I had never heard of gel sequins, so I googled it. According to Pinterest, these are vintage gel sequins:
According to Smithsonian, sequins were originally made of metal, which made highly sequined garments very heavy.
In the 1930s, a process to electroplate gelatin (hello, Jell-O…) produced a lighter-weight version of the shiny metal disks. But one major obstacle (besides the color being lead-based) was that the gelatin sequins were finicky; they would melt if they got wet or too warm. So getting caught in a thunderstorm could leave you in a sequinless sheath. Or, as the blog Fashion Preserved mentioned, “missing sequins can tell tales.” For instance, the warmth of a dance partner’s clammy hand on the back of a dress could melt the sequins. While not viable for their longevity on clothing, today they’ve become known for their edibility; it’s easy to find recipes to make palatable (although definitely not vegan) sequins from gelatin to decorate cakes and assorted baked goods.
Vintage French gelatin sequins, 60 to 100 years old. (Wikimedia Commons)
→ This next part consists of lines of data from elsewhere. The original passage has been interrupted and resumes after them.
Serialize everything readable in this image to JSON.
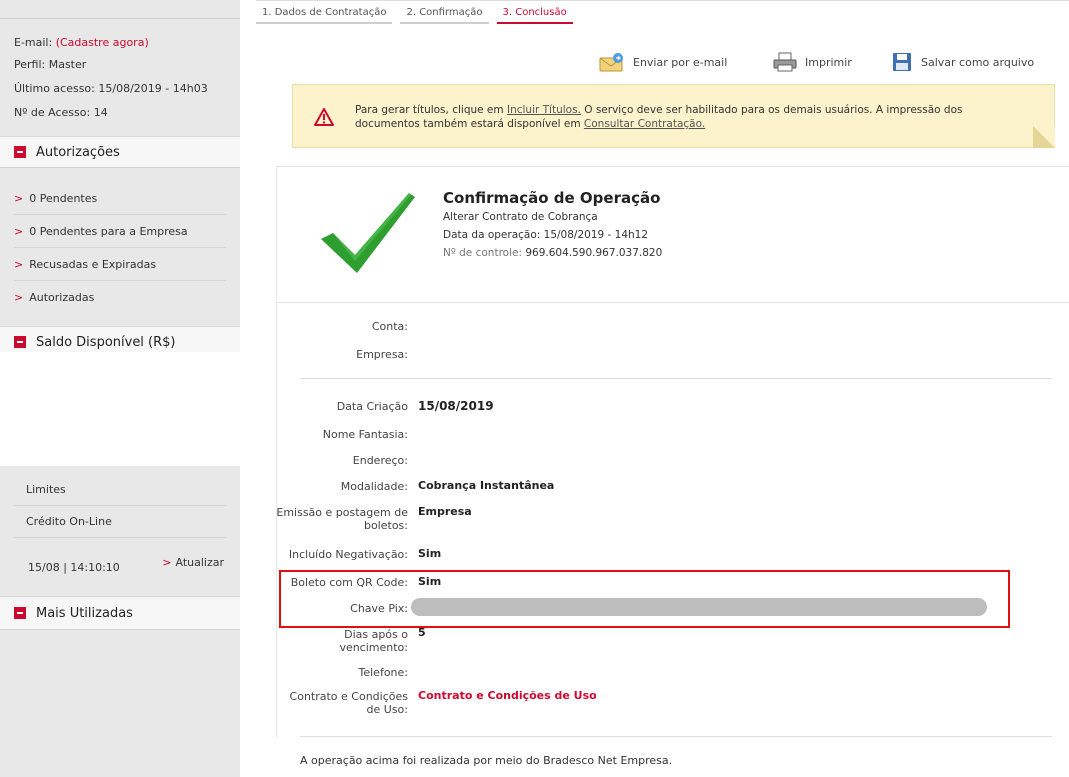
{
  "sidebar": {
    "email_label": "E-mail:",
    "email_link": "(Cadastre agora)",
    "perfil": "Perfil: Master",
    "ultimo_acesso": "Último acesso: 15/08/2019 - 14h03",
    "num_acesso": "Nº de Acesso: 14",
    "sections": {
      "autorizacoes": "Autorizações",
      "saldo": "Saldo Disponível (R$)",
      "mais_utilizadas": "Mais Utilizadas"
    },
    "auth_items": [
      "0 Pendentes",
      "0 Pendentes para a Empresa",
      "Recusadas e Expiradas",
      "Autorizadas"
    ],
    "limites": "Limites",
    "credito": "Crédito On-Line",
    "timestamp": "15/08 | 14:10:10",
    "atualizar": "Atualizar"
  },
  "steps": [
    "1. Dados de Contratação",
    "2. Confirmação",
    "3. Conclusão"
  ],
  "toolbar": {
    "email": "Enviar por e-mail",
    "print": "Imprimir",
    "save": "Salvar como arquivo"
  },
  "warning": {
    "t1": "Para gerar títulos, clique em ",
    "link1": "Incluir Títulos.",
    "t2": " O serviço deve ser habilitado para os demais usuários. A impressão dos documentos também estará disponível em ",
    "link2": "Consultar Contratação."
  },
  "operation": {
    "title": "Confirmação de Operação",
    "subtitle": "Alterar Contrato de Cobrança",
    "date": "Data da operação: 15/08/2019 - 14h12",
    "control_label": "Nº de controle:",
    "control_value": "969.604.590.967.037.820"
  },
  "fields": {
    "conta": "Conta:",
    "empresa": "Empresa:",
    "data_criacao_label": "Data Criação",
    "data_criacao_value": "15/08/2019",
    "nome_fantasia": "Nome Fantasia:",
    "endereco": "Endereço:",
    "modalidade_label": "Modalidade:",
    "modalidade_value": "Cobrança Instantânea",
    "emissao_label_1": "Emissão e postagem de",
    "emissao_label_2": "boletos:",
    "emissao_value": "Empresa",
    "negativacao_label": "Incluído Negativação:",
    "negativacao_value": "Sim",
    "qrcode_label": "Boleto com QR Code:",
    "qrcode_value": "Sim",
    "pix_label": "Chave Pix:",
    "dias_label_1": "Dias após o",
    "dias_label_2": "vencimento:",
    "dias_value": "5",
    "telefone": "Telefone:",
    "contrato_label_1": "Contrato e Condições",
    "contrato_label_2": "de Uso:",
    "contrato_value": "Contrato e Condições de Uso"
  },
  "footer": "A operação acima foi realizada por meio do Bradesco Net Empresa.",
  "colors": {
    "brand": "#cc092f",
    "highlight": "#e01010",
    "check": "#2e9e2e"
  }
}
The guy behind our contemporary understanding of sequins is Herbert Lieberman. After realizing that gelatin sequins wouldn’t do the trick, he worked with Eastman Kodak, a company that had begun using acetate in its film stock in the 1930s (acetate film is a specific type of plastic material called cellulose acetate) to develop acetate sequins. They looked beautiful but were still fragile. As Lieberman told Fanzine magazine:
“The light would penetrate through the color, hit the silver, and reflect back,” he says. “Like you painted a mirror with nail polish.” Brilliant, but brittle. “Acetate will crack like glass. The harder the plastic, the nicer the sequin’s going to be.”
In 1952, DuPont invented Mylar and that changed the sequin game yet again. The largest sequin producer, the Lieberman-owned company Algy Trimmings Co., now based in Hallandale Beach, Florida, adopted the transparent polyester film. Mylar surrounded the plastic colored sequin and protected it from the washing machine. Voila! Or, sort of.
Eventually the Mylar-acetate combination was discarded for vinyl plastic. More durable and cost effective, yes. (Although we now know that eventually the vinyl plastic curls and loses its shape.) Just as sparkly? Not quite, but good enough.